### Supplied records:
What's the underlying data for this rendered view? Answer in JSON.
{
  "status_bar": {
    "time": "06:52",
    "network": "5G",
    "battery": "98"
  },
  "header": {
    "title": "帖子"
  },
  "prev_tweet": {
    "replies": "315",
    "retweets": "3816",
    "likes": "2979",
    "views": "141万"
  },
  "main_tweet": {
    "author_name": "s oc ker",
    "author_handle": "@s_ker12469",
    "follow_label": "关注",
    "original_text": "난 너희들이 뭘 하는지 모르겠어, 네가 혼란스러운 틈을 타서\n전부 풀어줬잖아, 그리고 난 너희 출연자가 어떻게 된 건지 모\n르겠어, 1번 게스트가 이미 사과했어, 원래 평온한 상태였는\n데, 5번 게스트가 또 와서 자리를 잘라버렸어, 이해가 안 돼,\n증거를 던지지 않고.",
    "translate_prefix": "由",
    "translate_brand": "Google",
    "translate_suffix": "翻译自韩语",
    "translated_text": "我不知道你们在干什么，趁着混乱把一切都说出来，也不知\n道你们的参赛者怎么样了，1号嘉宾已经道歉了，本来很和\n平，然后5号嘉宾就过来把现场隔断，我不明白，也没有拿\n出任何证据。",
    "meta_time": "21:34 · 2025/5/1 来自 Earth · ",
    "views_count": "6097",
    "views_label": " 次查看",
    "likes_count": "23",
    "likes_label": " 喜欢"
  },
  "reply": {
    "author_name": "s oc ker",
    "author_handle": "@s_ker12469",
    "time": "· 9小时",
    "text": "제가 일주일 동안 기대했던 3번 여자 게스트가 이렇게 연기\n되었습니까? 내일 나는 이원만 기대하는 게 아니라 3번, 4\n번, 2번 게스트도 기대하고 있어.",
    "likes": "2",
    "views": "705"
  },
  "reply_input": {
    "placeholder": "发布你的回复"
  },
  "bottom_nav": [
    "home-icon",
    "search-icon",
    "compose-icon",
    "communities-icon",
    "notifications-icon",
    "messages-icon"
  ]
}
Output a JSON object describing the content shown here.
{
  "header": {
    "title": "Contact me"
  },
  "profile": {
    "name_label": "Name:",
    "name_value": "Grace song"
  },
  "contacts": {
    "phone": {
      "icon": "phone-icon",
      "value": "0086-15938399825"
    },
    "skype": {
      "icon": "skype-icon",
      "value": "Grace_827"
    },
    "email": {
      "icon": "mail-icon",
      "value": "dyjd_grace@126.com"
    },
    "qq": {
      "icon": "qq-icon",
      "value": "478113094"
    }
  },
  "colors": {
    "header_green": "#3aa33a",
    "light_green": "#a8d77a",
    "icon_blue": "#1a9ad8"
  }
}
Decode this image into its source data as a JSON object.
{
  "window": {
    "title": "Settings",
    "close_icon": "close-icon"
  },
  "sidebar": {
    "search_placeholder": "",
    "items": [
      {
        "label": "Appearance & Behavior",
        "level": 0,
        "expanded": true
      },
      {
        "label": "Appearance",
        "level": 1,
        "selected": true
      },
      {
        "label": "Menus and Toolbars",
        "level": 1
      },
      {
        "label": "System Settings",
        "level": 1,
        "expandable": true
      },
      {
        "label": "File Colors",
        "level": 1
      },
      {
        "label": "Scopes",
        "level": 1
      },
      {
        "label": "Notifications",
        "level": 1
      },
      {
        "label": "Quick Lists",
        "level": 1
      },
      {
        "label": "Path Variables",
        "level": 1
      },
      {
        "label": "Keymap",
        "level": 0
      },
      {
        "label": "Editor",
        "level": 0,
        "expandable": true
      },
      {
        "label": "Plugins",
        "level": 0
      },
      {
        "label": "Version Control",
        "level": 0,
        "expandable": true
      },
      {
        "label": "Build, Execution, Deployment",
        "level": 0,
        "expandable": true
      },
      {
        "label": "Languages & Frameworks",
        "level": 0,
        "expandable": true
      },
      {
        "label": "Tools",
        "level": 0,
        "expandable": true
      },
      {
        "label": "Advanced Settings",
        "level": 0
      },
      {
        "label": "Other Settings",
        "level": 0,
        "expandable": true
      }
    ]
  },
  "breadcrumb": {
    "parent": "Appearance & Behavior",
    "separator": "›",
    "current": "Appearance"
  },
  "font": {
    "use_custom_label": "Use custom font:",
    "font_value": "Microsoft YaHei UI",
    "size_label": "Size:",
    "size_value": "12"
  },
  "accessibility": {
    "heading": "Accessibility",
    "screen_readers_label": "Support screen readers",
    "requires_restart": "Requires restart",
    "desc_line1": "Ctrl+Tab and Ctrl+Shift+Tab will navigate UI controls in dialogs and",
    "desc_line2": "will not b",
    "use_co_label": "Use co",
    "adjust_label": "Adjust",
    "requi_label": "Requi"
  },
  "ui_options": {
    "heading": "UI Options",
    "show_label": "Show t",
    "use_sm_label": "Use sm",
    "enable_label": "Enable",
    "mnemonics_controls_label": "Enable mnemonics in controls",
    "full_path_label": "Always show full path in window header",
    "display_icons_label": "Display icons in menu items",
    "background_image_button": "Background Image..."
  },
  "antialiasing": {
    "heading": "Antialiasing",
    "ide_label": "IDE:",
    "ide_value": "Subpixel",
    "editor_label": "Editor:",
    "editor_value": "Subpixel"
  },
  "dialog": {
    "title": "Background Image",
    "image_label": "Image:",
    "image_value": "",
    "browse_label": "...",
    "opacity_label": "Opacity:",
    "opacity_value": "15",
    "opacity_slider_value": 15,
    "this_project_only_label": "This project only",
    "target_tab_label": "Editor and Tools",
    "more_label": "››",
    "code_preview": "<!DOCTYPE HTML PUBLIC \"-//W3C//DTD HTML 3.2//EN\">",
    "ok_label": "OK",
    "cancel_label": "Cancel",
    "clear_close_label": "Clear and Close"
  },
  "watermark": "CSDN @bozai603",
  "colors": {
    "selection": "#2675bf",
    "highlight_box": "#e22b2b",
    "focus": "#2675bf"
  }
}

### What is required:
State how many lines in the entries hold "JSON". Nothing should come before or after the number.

### Answer area:
3